When budget cuts go to the extreme

WHEN BUDGET CUTS GO TO THE EXTREME…. There’s been a fair amount of attention lately on the kind of budget cuts states and municipalities have been forced to make during lean times. Hawaii is going to a four-day school week; an Atlanta suburb has shut down its public bus system; and parts of Colorado Springs are going without streetlights to save money on electricity.

Paul Krugman added in a recent column, “[A] country that once amazed the world with its visionary investments in transportation, from the Erie Canal to the Interstate Highway System, is now in the process of unpaving itself: in a number of states, local governments are breaking up roads they can no longer afford to maintain, and returning them to gravel.”

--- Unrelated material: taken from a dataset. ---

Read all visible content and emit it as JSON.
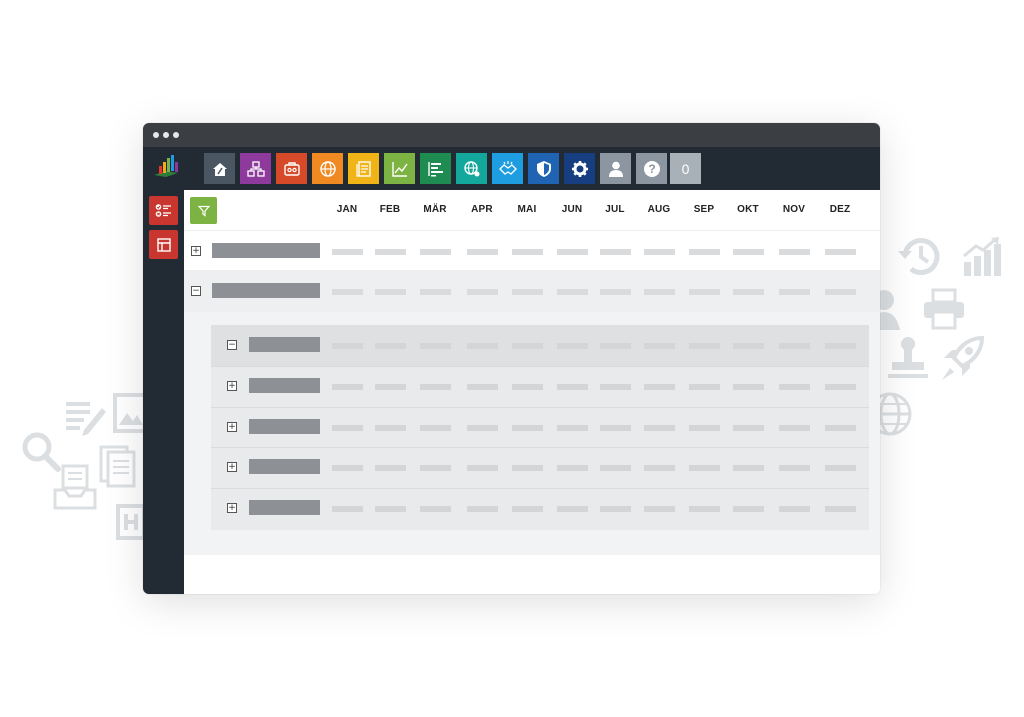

But Alyssa Battistoni flagged a report I’d overlooked last week:

It has come to this: Parents are now being asked to send their children to school with their own toilet paper. And not just toilet paper, but all sorts of basic items that schools themselves used to provide for kids. It’s all part of a disturbing trend, highlighted by the New York Times last week, of cash-strapped public schools — their budgets eviscerated by state cutbacks — shifting more and more financial responsibility onto parents.

This isn’t an exaggerated anecdote. The NYT report noted that schools that used to simply require students to bring in glue, scissors, and crayons, are now demanding that families provide everything from paper towels to garbage bags to liquid soap.

Pre-kindergartners in the Joshua school district in Texas have to track down Dixie cups and paper plates, while students at New Central Elementary in Havana, Ill., and Mesa Middle School in Castle Rock, Colo., must come to class with a pack of printer paper. Wet Swiffer refills and plastic cutlery are among the requests from St. Joseph School in Seattle. And at Pauoa Elementary School in Honolulu, every student must show up with a four-pack of toilet paper.

As Natasha Chart put it, “Because nothing says ‘superpower’ like when your public schools can’t afford toilet paper.”

It’s probably worth noting that raising taxes on the wealthy, just a little, back to the levels seen in the 1990s when the economy was booming, could help make much of this far less necessary. We live in the wealthiest country in the planet, but as officials fight to cut spending and reduce taxes on the wealthy, we’re left with often-ridiculous cuts and children who have to bring toilet paper to school.

Battistoni concluded, “The best-case scenario is that the impact of these cuts will help people understand just what their tax dollars are paying for and spur greater consciousness about the relationship between public spending and public goods. Now that shortages of teachers and books are spreading to suburbia, we’ll decide that shortfalls in education funding are unacceptable after all. The worst-case scenario, though, is that reduced public spending on essential goods and services will continue to hollow out our infrastructure and reduce our capacity to meet the needs of most Americans.”